“Given that both poetic voice and communicative clarity are my interests here, my diction reflects access to the entirety of the English word-hoard—some of these words legitimately archaic or underknown (‘corse,’ ‘sere,’ ‘sclerite’), others recently written into lexicons of slang or thrown up by new cultural contexts (‘swole,’ ‘stan,’ ‘hashtag: blessed’), and already fading into, if not obscurity, uncertain status. Language is a living thing, and when it dies, it leaves bones. I dropped some fossils here, next to some newborns. I’m as interested in contemporary idiom and slang as I am in the archaic. There are other translations if you’re looking for the language of courtly romance and knights. This one has ‘life-tilt’ and ‘rode hard … stayed thirsty’ in it.” (xx)
Headley’s is a living and lively Beowulf on each and every page, and I thought it was terrific all the way through. Here is a short bit from early on, when Beowulf and his men have arrived in Hrothgar’s hall but Beowulf hasn’t yet gone gunning for Grendel:
The hostess was impressed by Beowulf’s boasts.
Brass balls, if nothing else. She posted up
beside Hrothgar, queenly, her gold glinting.
There was more celebration, the kind of party
that hadn’t been heard of in a while,
rowdy and riotous, loud with laughter
and proud poetry, until the Halfdane’s heir
arrested rhyme for rest.
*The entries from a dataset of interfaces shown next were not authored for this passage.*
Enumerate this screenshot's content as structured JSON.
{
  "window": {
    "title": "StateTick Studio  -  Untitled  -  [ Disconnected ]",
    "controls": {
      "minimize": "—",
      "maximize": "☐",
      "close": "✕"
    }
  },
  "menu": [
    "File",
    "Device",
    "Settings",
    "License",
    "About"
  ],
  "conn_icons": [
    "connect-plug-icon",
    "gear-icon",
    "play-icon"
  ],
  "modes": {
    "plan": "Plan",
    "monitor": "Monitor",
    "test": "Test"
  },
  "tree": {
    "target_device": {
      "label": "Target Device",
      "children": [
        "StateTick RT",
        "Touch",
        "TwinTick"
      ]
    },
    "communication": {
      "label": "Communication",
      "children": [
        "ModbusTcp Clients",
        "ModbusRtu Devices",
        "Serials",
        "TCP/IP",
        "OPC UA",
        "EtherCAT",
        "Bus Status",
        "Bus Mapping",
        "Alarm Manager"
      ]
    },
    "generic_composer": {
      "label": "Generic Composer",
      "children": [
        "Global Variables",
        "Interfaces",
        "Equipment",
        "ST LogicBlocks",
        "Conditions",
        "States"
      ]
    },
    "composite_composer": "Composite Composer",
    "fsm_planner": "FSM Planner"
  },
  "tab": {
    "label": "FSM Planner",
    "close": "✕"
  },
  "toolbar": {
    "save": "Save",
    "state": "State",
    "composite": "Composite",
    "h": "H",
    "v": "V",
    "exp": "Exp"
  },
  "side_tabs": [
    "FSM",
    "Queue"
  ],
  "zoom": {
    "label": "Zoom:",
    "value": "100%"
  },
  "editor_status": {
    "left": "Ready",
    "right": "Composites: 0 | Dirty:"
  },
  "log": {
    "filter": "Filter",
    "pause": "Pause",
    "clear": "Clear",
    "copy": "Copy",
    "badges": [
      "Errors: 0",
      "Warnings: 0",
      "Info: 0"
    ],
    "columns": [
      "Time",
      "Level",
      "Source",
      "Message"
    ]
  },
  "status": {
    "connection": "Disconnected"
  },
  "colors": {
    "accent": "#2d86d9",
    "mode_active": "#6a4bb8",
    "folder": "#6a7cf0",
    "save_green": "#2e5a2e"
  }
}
The fiend, he knew,
had been silent, subterranean while the sun shone,
but now it was night. Darkness draped the Earth.
The happy hall would soon be a demon’s domain,
the men his dreadful diet. Shadows slunk from the swamp,
and mists mossed the cliffs and hillsides. The men stood
witness as their leaders took leave. (639–652)
The queen’s appearance and self-possession highlight another aspect of Headley’s approach to Beowulf: how she handles the poem’s women. “Beowulf is usually seen as a masculine text, but I think that’s somewhat unfair. The poem, while (with one exception) not structured around the actions of women, does contain extensive portrayals of motherhood and peace-weaving marital compromise, female warriors, and speculation on what it means to lose a son. In this translation, I worked to shine a light on the motivations, actions, and desires of the poem’s female characters, as well as to clarify their identities.” (xxiii) Headley makes an extended and interesting argument for Grendel’s mother as a warrior-queen rather than a monster, and questions the duality itself. “My own experiences as a woman tell me it’s very possible to be mistaken for monstrous when one is only doing as men do: providing for and defending oneself.” (xxvii) Headley pays close attention to the fates of several brides mentioned in the course of the poem; she also leans toward “moments in which the feminine might already be poetically suggested,” (xviii) most notably in portraying the dragon of the poem’s final part as female.
Looking back through Headley’s version, indeed opening it at pretty much any page, what strikes me most is its presence, its vividness. Headley pulls Beowulf and crew across a thousand years and brings them up close and personal.
I’m not sure this is should be the only Beowulf someone ever reads. But bro, it’s a hell of a good way to start.